Speed of change of elevation would also be a factor, but going from 500foot elevation would be less of a change than going from 6’ to the surface of the pool, 30’ of water is about 1 atmosphere of pressure and there’s no need to worry about the bends. So moving through the atmosphere would have no effect other than the lack of oxygen at altitude which is why you get the headache and flu like symptoms

Anonymous 0 Comments

Essentially nothing. Airliners are typically pressurized to 8,000’ of altitude, and people do just fine.

Anonymous 0 Comments

I live at about 30ft above sea level and work most days at over 2000 feet. Nothing really happens. Your body doesn’t have a reaction to the altitude difference because in terms of air pressure It’s a very small change. 500ft+ difference in water pressure is a massive difference because water is heavy and that massive change in pressure when you go from deep water to the surface is what causes crazy body reactions

Anonymous 0 Comments

this is what happens when you visit, for example, Quito, Ecuador which I have done many time. I live at sea level (0 m) and then land at 2800m (more or less). We spend our days between 2800m and 3500m, sometimes higher. I get a headache after landing and need about a day to get used to the thinner air (lack of oxygen) but then i’m OK.

Anonymous 0 Comments

Personally, we get lifted from 1000m to 3000m in minutes for skiing. That’s a 3000 to 9000 in feet.

Nothing. No problem. Only issue is you need to breathe more, and automatic breathe for the body is not designed to adjust in minutes. You want your breathing to get adapted, bit deeper,
bit more frequent. If not your blood will carry slightly less oxygen making you slightly less accurate.

It’s discouraged to try ski the minute you arrive at 3000m, the first time you get there in the day. You generally exercise and stretch for 20 minutes, then ride. This buys time to adapt.

After that you can repeat 1000-3000m as many time as you want in the day, without having to use any more time to adapt, as you are adapted.

Cause you rest at 1000 at night, next day you better take another 20 min to adapt before skiing as your lungs have gone back to the usual low altitude breathing during the night.

This is not mandatory but reduces a lot the injuries as having slightly less oxygen in the blood will make ski errors 10 times more likely. You are otherwise fine but doing one wrong jump per month is way better than crashing everytime you do your first descent of the day.
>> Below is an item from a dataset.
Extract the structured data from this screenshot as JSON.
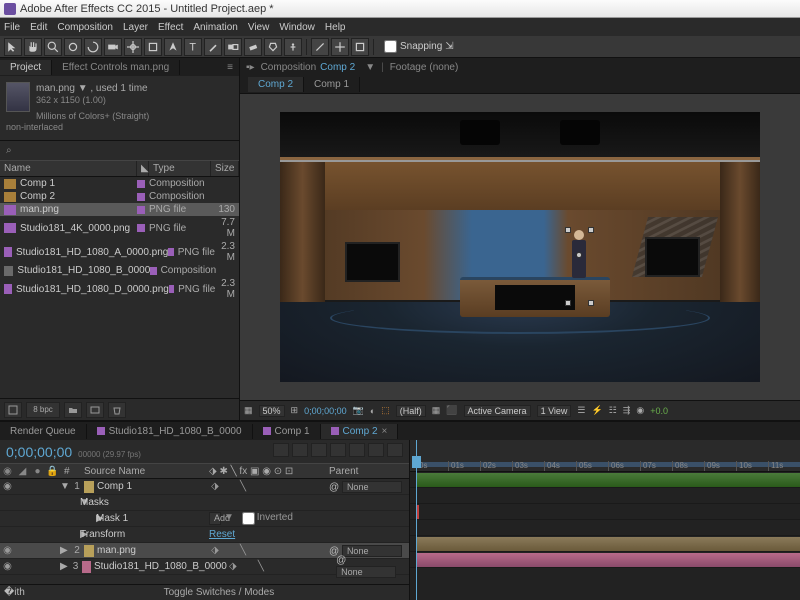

This is for extreme sport done semi-professionally. If you ski like grandma you won’t need your body to be 100%. That’s just if you do very high intensity very high risk activities.

Note: sea level to 1000 is basically the same thing. 2000m is risky only if you have a severe medical condition. 3000 you are not 100% even if fit and adapted, 4000m you start to feel bad, it’s dangerous. But all of this is due to lack of oxygen, not because of decompression.